War's Impact on Children

Department of Defense officials report that there are currently more than 1.5 million school-age children with parents in the military's active duty. Recent research studies have reported on the high rate of mental problems among returning veterans and the children of U.S. soldiers in Iraq were found to be more prone to stress compared to other youngsters.

For children who may not be directly touched by the war, the fact that the United States is currently at war can still be confusing and unsettling. They undoubtedly hear differing facts and viewpoints from teachers, parents, other children, and through the media, and might need help sorting through and making sense of all the information.

The following articles describe how children think about war, how media exposure impacts children, how military families are affected, and how parents can best talk to their children about these issues. The articles offer suggestions for parents about helping their children to cope and to better understand war and international conflict.

Recommended resource: Parent's Guide to the Military Child During Deployment and Reunion (PDF); document sponsored by the Educational Opportunities Directorate of the Department of Defense

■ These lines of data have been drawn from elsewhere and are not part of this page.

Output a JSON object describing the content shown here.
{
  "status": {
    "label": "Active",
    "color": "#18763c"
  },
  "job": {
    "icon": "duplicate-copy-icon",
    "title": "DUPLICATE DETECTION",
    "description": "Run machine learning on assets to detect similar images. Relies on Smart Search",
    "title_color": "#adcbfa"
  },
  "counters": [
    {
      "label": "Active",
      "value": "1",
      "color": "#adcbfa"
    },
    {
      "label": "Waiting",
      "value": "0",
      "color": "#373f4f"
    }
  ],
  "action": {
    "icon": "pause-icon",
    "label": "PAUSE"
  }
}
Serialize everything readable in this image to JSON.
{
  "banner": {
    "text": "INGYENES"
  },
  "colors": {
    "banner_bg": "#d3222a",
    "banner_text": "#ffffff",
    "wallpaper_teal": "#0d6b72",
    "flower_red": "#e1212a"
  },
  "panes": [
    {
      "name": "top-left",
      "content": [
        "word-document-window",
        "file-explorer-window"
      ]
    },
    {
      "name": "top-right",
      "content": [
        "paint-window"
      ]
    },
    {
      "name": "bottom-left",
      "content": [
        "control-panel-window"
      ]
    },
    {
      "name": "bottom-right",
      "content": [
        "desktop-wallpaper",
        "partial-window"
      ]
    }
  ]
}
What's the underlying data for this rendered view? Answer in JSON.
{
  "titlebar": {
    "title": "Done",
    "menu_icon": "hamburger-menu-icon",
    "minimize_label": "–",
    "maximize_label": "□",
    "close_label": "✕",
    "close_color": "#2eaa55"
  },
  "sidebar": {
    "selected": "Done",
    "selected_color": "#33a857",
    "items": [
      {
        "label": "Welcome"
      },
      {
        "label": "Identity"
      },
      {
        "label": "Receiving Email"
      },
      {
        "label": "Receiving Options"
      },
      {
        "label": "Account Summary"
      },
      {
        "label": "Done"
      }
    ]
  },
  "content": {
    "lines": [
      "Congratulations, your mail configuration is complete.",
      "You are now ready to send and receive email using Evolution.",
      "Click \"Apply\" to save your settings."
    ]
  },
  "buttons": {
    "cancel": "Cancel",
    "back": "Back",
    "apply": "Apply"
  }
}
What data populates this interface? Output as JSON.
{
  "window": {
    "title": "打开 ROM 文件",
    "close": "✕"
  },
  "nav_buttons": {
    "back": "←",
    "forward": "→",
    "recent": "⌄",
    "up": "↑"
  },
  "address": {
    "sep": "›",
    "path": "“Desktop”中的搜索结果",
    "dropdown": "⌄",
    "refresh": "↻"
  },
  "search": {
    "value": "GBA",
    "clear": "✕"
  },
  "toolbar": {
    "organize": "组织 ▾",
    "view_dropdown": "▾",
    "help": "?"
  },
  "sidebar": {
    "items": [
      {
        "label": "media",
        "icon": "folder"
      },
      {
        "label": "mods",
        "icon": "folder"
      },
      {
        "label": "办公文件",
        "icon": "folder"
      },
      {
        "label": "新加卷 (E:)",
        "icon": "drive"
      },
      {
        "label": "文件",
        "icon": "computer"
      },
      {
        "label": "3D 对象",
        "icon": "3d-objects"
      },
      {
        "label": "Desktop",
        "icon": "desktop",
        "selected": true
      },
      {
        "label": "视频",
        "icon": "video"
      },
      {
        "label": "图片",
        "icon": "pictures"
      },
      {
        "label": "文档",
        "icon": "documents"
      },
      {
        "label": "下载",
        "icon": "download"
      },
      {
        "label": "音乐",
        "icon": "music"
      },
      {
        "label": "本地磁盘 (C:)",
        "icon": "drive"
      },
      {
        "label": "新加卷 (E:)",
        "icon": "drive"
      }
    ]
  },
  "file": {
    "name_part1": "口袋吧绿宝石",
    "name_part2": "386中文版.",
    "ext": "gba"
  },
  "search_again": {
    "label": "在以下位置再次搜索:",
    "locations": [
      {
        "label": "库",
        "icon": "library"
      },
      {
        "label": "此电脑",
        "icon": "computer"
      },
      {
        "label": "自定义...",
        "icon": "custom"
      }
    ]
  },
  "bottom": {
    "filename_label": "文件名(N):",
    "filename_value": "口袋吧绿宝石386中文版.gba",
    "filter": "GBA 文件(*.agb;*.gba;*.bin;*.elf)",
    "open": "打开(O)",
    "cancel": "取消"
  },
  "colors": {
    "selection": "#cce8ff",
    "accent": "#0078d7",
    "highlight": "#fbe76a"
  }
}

The Trauma and Bereavement Service at the NYU Child Study Center can help children and families adjust following stressful life events, including the prolonged absence or death of a parent, close family member, or friend or a trauma. Contact the Director of this service, Dr. Michelle Pearlman, at (212) 263-2776 to learn how we can help you and your family.